I looked into this scenario extensively. As it turns out, there is an organization that tabulates the “vote from the grave” after each election. They call themselves the “Dead Counters” which is an amusing play on “DC”. Their goal is to tabulate the votes that should be “revoked due to death” prior to the eleventh day after Election Day when the final and official count is registered and certified by each state. I found this information using Google on Wikipedia. I made a call and got a hold of their spokesperson. I attempted to conduct a short interview. They declined to answer anything on the record because I’m just a blogger and not “reputable news agency”. Actually, I made that last part up. Actually, I made up the whole thing.
I was talking to my son about this issue and he came up with the flip-side of this question. What if you vote early and then the person that you voted for passes away? Do you get to vote again? I doubt it. I think you’ll be stuck with voting for a dead guy. What if the dead guy wins the election? What if the dead guy is still a better choice than the winner?
I have too many questions for you and not nearly enough answers.
Alright, back to the first question. Someone really should count up those ballots from dead people. Do you remember a couple of elections back when the vote in Florida came down to just over five hundred votes? How many of those ballots were cast by soon-to-be-dead people? Really, think about it. It’s Florida. The average age of the population in that state is one-hundred and three. I think you really can find that on wikipedia. There were probably at least five hundred dead votes.

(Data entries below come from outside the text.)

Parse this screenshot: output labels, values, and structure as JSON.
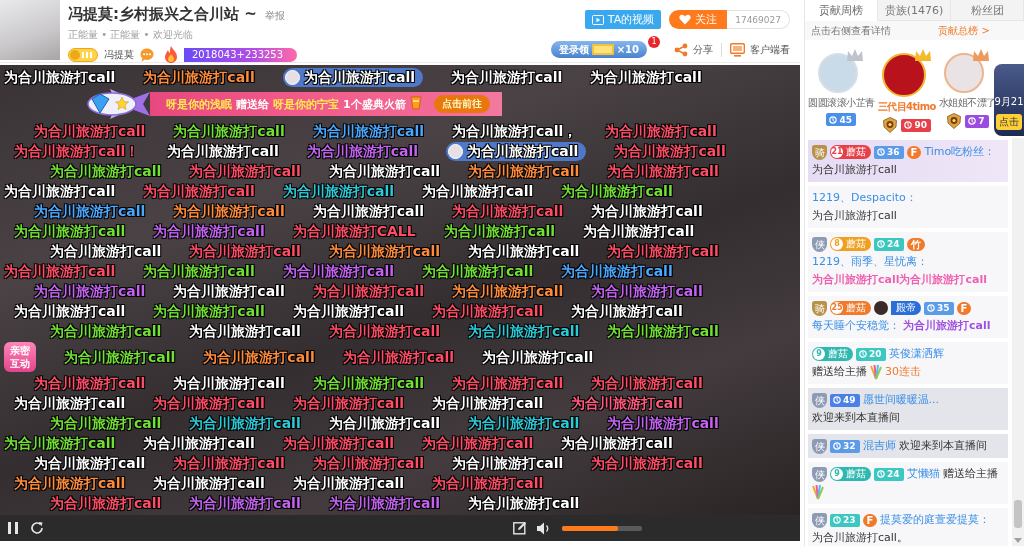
{
  "header": {
    "title": "冯提莫:乡村振兴之合川站 ~",
    "report": "举报",
    "tags": "正能量 • 正能量 • 欢迎光临",
    "host_name": "冯提莫",
    "heat": "2018043+233253",
    "video_button": "TA的视频",
    "follow_button": "关注",
    "follower_count": "17469027",
    "login_reward": {
      "label": "登录领",
      "multiplier": "×10",
      "badge": "1"
    },
    "share": "分享",
    "client": "客户端看"
  },
  "video": {
    "gift_banner": {
      "sender": "呀是你的浅眠",
      "verb": "赠送给",
      "receiver": "呀是你的宁宝",
      "gift": "1个盛典火箭",
      "action": "点击前往"
    },
    "danmaku_rows": [
      {
        "items": [
          {
            "kind": "plain",
            "text": "为合川旅游打call",
            "color": "#ffffff"
          },
          {
            "kind": "plain",
            "text": "为合川旅游打call",
            "color": "#ff8c3c"
          },
          {
            "kind": "bubble",
            "text": "为合川旅游打call"
          },
          {
            "kind": "plain",
            "text": "为合川旅游打call",
            "color": "#ffffff"
          },
          {
            "kind": "plain",
            "text": "为合川旅游打call",
            "color": "#ffffff"
          }
        ]
      },
      {
        "items": [
          {
            "kind": "plain",
            "text": "为合川旅游打call",
            "color": "#ff4d66"
          },
          {
            "kind": "plain",
            "text": "为合川旅游打call",
            "color": "#72e034"
          },
          {
            "kind": "plain",
            "text": "为合川旅游打call",
            "color": "#4aa8ff"
          },
          {
            "kind": "plain",
            "text": "为合川旅游打call，",
            "color": "#ffffff"
          },
          {
            "kind": "plain",
            "text": "为合川旅游打call",
            "color": "#ff4d66"
          }
        ]
      },
      {
        "items": [
          {
            "kind": "plain",
            "text": "为合川旅游打call！",
            "color": "#ff4d66"
          },
          {
            "kind": "plain",
            "text": "为合川旅游打call",
            "color": "#ffffff"
          },
          {
            "kind": "plain",
            "text": "为合川旅游打call",
            "color": "#c463f2"
          },
          {
            "kind": "bubble",
            "text": "为合川旅游打call"
          },
          {
            "kind": "plain",
            "text": "为合川旅游打call",
            "color": "#ff4d66"
          }
        ]
      },
      {
        "items": [
          {
            "kind": "plain",
            "text": "为合川旅游打call",
            "color": "#72e034"
          },
          {
            "kind": "plain",
            "text": "为合川旅游打call",
            "color": "#ff4d66"
          },
          {
            "kind": "plain",
            "text": "为合川旅游打call",
            "color": "#ffffff"
          },
          {
            "kind": "plain",
            "text": "为合川旅游打call",
            "color": "#ff8c3c"
          },
          {
            "kind": "plain",
            "text": "为合川旅游打call",
            "color": "#ff4d66"
          }
        ]
      },
      {
        "items": [
          {
            "kind": "plain",
            "text": "为合川旅游打call",
            "color": "#ffffff"
          },
          {
            "kind": "plain",
            "text": "为合川旅游打call",
            "color": "#ff4d66"
          },
          {
            "kind": "plain",
            "text": "为合川旅游打call",
            "color": "#2ccad8"
          },
          {
            "kind": "plain",
            "text": "为合川旅游打call",
            "color": "#ffffff"
          },
          {
            "kind": "plain",
            "text": "为合川旅游打call",
            "color": "#72e034"
          }
        ]
      },
      {
        "items": [
          {
            "kind": "plain",
            "text": "为合川旅游打call",
            "color": "#4aa8ff"
          },
          {
            "kind": "plain",
            "text": "为合川旅游打call",
            "color": "#ff8c3c"
          },
          {
            "kind": "plain",
            "text": "为合川旅游打call",
            "color": "#ffffff"
          },
          {
            "kind": "plain",
            "text": "为合川旅游打call",
            "color": "#ff4d66"
          },
          {
            "kind": "plain",
            "text": "为合川旅游打call",
            "color": "#ffffff"
          }
        ]
      },
      {
        "items": [
          {
            "kind": "plain",
            "text": "为合川旅游打call",
            "color": "#72e034"
          },
          {
            "kind": "plain",
            "text": "为合川旅游打call",
            "color": "#c463f2"
          },
          {
            "kind": "plain",
            "text": "为合川旅游打CALL",
            "color": "#ff4d66"
          },
          {
            "kind": "plain",
            "text": "为合川旅游打call",
            "color": "#72e034"
          },
          {
            "kind": "plain",
            "text": "为合川旅游打call",
            "color": "#ffffff"
          }
        ]
      },
      {
        "items": [
          {
            "kind": "plain",
            "text": "为合川旅游打call",
            "color": "#ffffff"
          },
          {
            "kind": "plain",
            "text": "为合川旅游打call",
            "color": "#ff4d66"
          },
          {
            "kind": "plain",
            "text": "为合川旅游打call",
            "color": "#ff8c3c"
          },
          {
            "kind": "plain",
            "text": "为合川旅游打call",
            "color": "#ffffff"
          },
          {
            "kind": "plain",
            "text": "为合川旅游打call",
            "color": "#ff4d66"
          }
        ]
      },
      {
        "items": [
          {
            "kind": "plain",
            "text": "为合川旅游打call",
            "color": "#ff4d66"
          },
          {
            "kind": "plain",
            "text": "为合川旅游打call",
            "color": "#72e034"
          },
          {
            "kind": "plain",
            "text": "为合川旅游打call",
            "color": "#c463f2"
          },
          {
            "kind": "plain",
            "text": "为合川旅游打call",
            "color": "#72e034"
          },
          {
            "kind": "plain",
            "text": "为合川旅游打call",
            "color": "#4aa8ff"
          }
        ]
      },
      {
        "items": [
          {
            "kind": "plain",
            "text": "为合川旅游打call",
            "color": "#c463f2"
          },
          {
            "kind": "plain",
            "text": "为合川旅游打call",
            "color": "#ffffff"
          },
          {
            "kind": "plain",
            "text": "为合川旅游打call",
            "color": "#ff4d66"
          },
          {
            "kind": "plain",
            "text": "为合川旅游打call",
            "color": "#ff8c3c"
          },
          {
            "kind": "plain",
            "text": "为合川旅游打call",
            "color": "#c463f2"
          }
        ]
      },
      {
        "items": [
          {
            "kind": "plain",
            "text": "为合川旅游打call",
            "color": "#ffffff"
          },
          {
            "kind": "plain",
            "text": "为合川旅游打call",
            "color": "#72e034"
          },
          {
            "kind": "plain",
            "text": "为合川旅游打call",
            "color": "#ffffff"
          },
          {
            "kind": "plain",
            "text": "为合川旅游打call",
            "color": "#ff4d66"
          },
          {
            "kind": "plain",
            "text": "为合川旅游打call",
            "color": "#ffffff"
          }
        ]
      },
      {
        "items": [
          {
            "kind": "plain",
            "text": "为合川旅游打call",
            "color": "#72e034"
          },
          {
            "kind": "plain",
            "text": "为合川旅游打call",
            "color": "#ffffff"
          },
          {
            "kind": "plain",
            "text": "为合川旅游打call",
            "color": "#ff4d66"
          },
          {
            "kind": "plain",
            "text": "为合川旅游打call",
            "color": "#2ccad8"
          },
          {
            "kind": "plain",
            "text": "为合川旅游打call",
            "color": "#72e034"
          }
        ]
      },
      {
        "interaction_badge": "亲密互动",
        "items": [
          {
            "kind": "plain",
            "text": "为合川旅游打call",
            "color": "#72e034"
          },
          {
            "kind": "plain",
            "text": "为合川旅游打call",
            "color": "#ff8c3c"
          },
          {
            "kind": "plain",
            "text": "为合川旅游打call",
            "color": "#ff4d66"
          },
          {
            "kind": "plain",
            "text": "为合川旅游打call",
            "color": "#ffffff"
          }
        ]
      },
      {
        "items": [
          {
            "kind": "plain",
            "text": "为合川旅游打call",
            "color": "#ff4d66"
          },
          {
            "kind": "plain",
            "text": "为合川旅游打call",
            "color": "#ffffff"
          },
          {
            "kind": "plain",
            "text": "为合川旅游打call",
            "color": "#72e034"
          },
          {
            "kind": "plain",
            "text": "为合川旅游打call",
            "color": "#ff4d66"
          },
          {
            "kind": "plain",
            "text": "为合川旅游打call",
            "color": "#ff4d66"
          }
        ]
      },
      {
        "items": [
          {
            "kind": "plain",
            "text": "为合川旅游打call",
            "color": "#ffffff"
          },
          {
            "kind": "plain",
            "text": "为合川旅游打call",
            "color": "#ff4d66"
          },
          {
            "kind": "plain",
            "text": "为合川旅游打call",
            "color": "#ff4d66"
          },
          {
            "kind": "plain",
            "text": "为合川旅游打call",
            "color": "#ffffff"
          },
          {
            "kind": "plain",
            "text": "为合川旅游打call",
            "color": "#ff5a7e"
          }
        ]
      },
      {
        "items": [
          {
            "kind": "plain",
            "text": "为合川旅游打call",
            "color": "#72e034"
          },
          {
            "kind": "plain",
            "text": "为合川旅游打call",
            "color": "#2ccad8"
          },
          {
            "kind": "plain",
            "text": "为合川旅游打call",
            "color": "#ffffff"
          },
          {
            "kind": "plain",
            "text": "为合川旅游打call",
            "color": "#2ccad8"
          },
          {
            "kind": "plain",
            "text": "为合川旅游打call",
            "color": "#c463f2"
          }
        ]
      },
      {
        "items": [
          {
            "kind": "plain",
            "text": "为合川旅游打call",
            "color": "#72e034"
          },
          {
            "kind": "plain",
            "text": "为合川旅游打call",
            "color": "#ffffff"
          },
          {
            "kind": "plain",
            "text": "为合川旅游打call",
            "color": "#ff4d66"
          },
          {
            "kind": "plain",
            "text": "为合川旅游打call",
            "color": "#ff4d66"
          },
          {
            "kind": "plain",
            "text": "为合川旅游打call",
            "color": "#ffffff"
          }
        ]
      },
      {
        "items": [
          {
            "kind": "plain",
            "text": "为合川旅游打call",
            "color": "#ffffff"
          },
          {
            "kind": "plain",
            "text": "为合川旅游打call",
            "color": "#ff4d66"
          },
          {
            "kind": "plain",
            "text": "为合川旅游打call",
            "color": "#ff4d66"
          },
          {
            "kind": "plain",
            "text": "为合川旅游打call",
            "color": "#ffffff"
          },
          {
            "kind": "plain",
            "text": "为合川旅游打call",
            "color": "#ff4d66"
          }
        ]
      },
      {
        "items": [
          {
            "kind": "plain",
            "text": "为合川旅游打call",
            "color": "#ff8c3c"
          },
          {
            "kind": "plain",
            "text": "为合川旅游打call",
            "color": "#ffffff"
          },
          {
            "kind": "plain",
            "text": "为合川旅游打call",
            "color": "#ffffff"
          },
          {
            "kind": "plain",
            "text": "为合川旅游打call",
            "color": "#ff4d66"
          }
        ]
      },
      {
        "items": [
          {
            "kind": "plain",
            "text": "为合川旅游打call",
            "color": "#ff4d66"
          },
          {
            "kind": "plain",
            "text": "为合川旅游打call",
            "color": "#c463f2"
          },
          {
            "kind": "plain",
            "text": "为合川旅游打call",
            "color": "#c463f2"
          },
          {
            "kind": "plain",
            "text": "为合川旅游打call",
            "color": "#ffffff"
          }
        ]
      }
    ]
  },
  "controls": {
    "playing": true,
    "volume": {
      "level": 0.7
    }
  },
  "side_panel": {
    "tabs": [
      {
        "label": "贡献周榜",
        "selected": true
      },
      {
        "label": "贵族(1476)",
        "selected": false
      },
      {
        "label": "粉丝团",
        "selected": false
      }
    ],
    "hint": "点击右侧查看详情",
    "rank_link": "贡献总榜 >",
    "top_fans": [
      {
        "kind": "silver",
        "name": "圆圆滚滚小芷青",
        "noble": false,
        "level": "45",
        "color": "#4a90e8"
      },
      {
        "kind": "gold",
        "name": "三代目4timo",
        "noble": true,
        "level": "90",
        "color": "#e8404a"
      },
      {
        "kind": "bronze",
        "name": "水姐姐不漂了",
        "noble": true,
        "level": "7",
        "color": "#9b4ce0"
      }
    ],
    "promo": {
      "date": "9月21",
      "action": "点击"
    },
    "messages": [
      {
        "kind": "chat",
        "highlighted": true,
        "badges": [
          {
            "kind": "rank",
            "text": "骑",
            "color": "#b8924a"
          },
          {
            "kind": "fan",
            "level": "21",
            "text": "蘑菇",
            "color": "#e8404a"
          },
          {
            "kind": "level",
            "text": "36",
            "color": "#5b9be8"
          },
          {
            "kind": "tag",
            "text": "F",
            "color": "#f07a2a"
          }
        ],
        "user": "Timo吃粉丝：",
        "text": "为合川旅游打call"
      },
      {
        "kind": "chat",
        "highlighted": false,
        "user": "1219、Despacito：",
        "text": "为合川旅游打call"
      },
      {
        "kind": "chat",
        "highlighted": false,
        "badges": [
          {
            "kind": "rank",
            "text": "侠",
            "color": "#8e9bb5"
          },
          {
            "kind": "fan",
            "level": "8",
            "text": "蘑菇",
            "color": "#f0a020"
          },
          {
            "kind": "level",
            "text": "24",
            "color": "#3cc8c0"
          },
          {
            "kind": "tag",
            "text": "竹",
            "color": "#f07a2a"
          }
        ],
        "user": "1219、雨季、星忧离：",
        "text": "为合川旅游打call为合川旅游打call",
        "color": "#f060b0"
      },
      {
        "kind": "chat",
        "highlighted": false,
        "badges": [
          {
            "kind": "rank",
            "text": "骑",
            "color": "#b8924a"
          },
          {
            "kind": "fan",
            "level": "25",
            "text": "蘑菇",
            "color": "#f07a2a"
          },
          {
            "kind": "noble",
            "text": "殿帝",
            "color": "#2a6fd8"
          },
          {
            "kind": "level",
            "text": "35",
            "color": "#5b9be8"
          },
          {
            "kind": "tag",
            "text": "F",
            "color": "#f07a2a"
          }
        ],
        "user": "每天睡个安稳觉：",
        "text": "为合川旅游打call",
        "color": "#a050e0"
      },
      {
        "kind": "gift",
        "highlighted": false,
        "badges": [
          {
            "kind": "fan",
            "level": "9",
            "text": "蘑菇",
            "color": "#2fb8b0"
          },
          {
            "kind": "level",
            "text": "20",
            "color": "#3cc8c0"
          }
        ],
        "user": "英俊潇洒辉",
        "text": "赠送给主播",
        "combo": "30连击"
      },
      {
        "kind": "welcome",
        "highlighted": false,
        "badges": [
          {
            "kind": "rank",
            "text": "侠",
            "color": "#8e9bb5"
          },
          {
            "kind": "level",
            "text": "49",
            "color": "#4a80e8"
          }
        ],
        "user": "愿世间暖暖温...",
        "text": "欢迎来到本直播间"
      },
      {
        "kind": "welcome",
        "highlighted": false,
        "badges": [
          {
            "kind": "rank",
            "text": "侠",
            "color": "#8e9bb5"
          },
          {
            "kind": "level",
            "text": "32",
            "color": "#5b9be8"
          }
        ],
        "user": "混吉师",
        "text": "欢迎来到本直播间"
      },
      {
        "kind": "gift",
        "highlighted": false,
        "badges": [
          {
            "kind": "rank",
            "text": "侠",
            "color": "#8e9bb5"
          },
          {
            "kind": "fan",
            "level": "9",
            "text": "蘑菇",
            "color": "#2fb8b0"
          },
          {
            "kind": "level",
            "text": "24",
            "color": "#3cc8c0"
          }
        ],
        "user": "艾懒猫",
        "text": "赠送给主播"
      },
      {
        "kind": "chat",
        "highlighted": false,
        "badges": [
          {
            "kind": "rank",
            "text": "侠",
            "color": "#8e9bb5"
          },
          {
            "kind": "level",
            "text": "23",
            "color": "#3cc8c0"
          },
          {
            "kind": "tag",
            "text": "F",
            "color": "#f07a2a"
          }
        ],
        "user": "提莫爱的庭萱爱提莫：",
        "text": "为合川旅游打call。"
      }
    ]
  }
}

Because of these questions, I’ll be voting on Election Day and not a minute sooner. This way I’ll be reducing the odds of voting for a dead person by a dead person.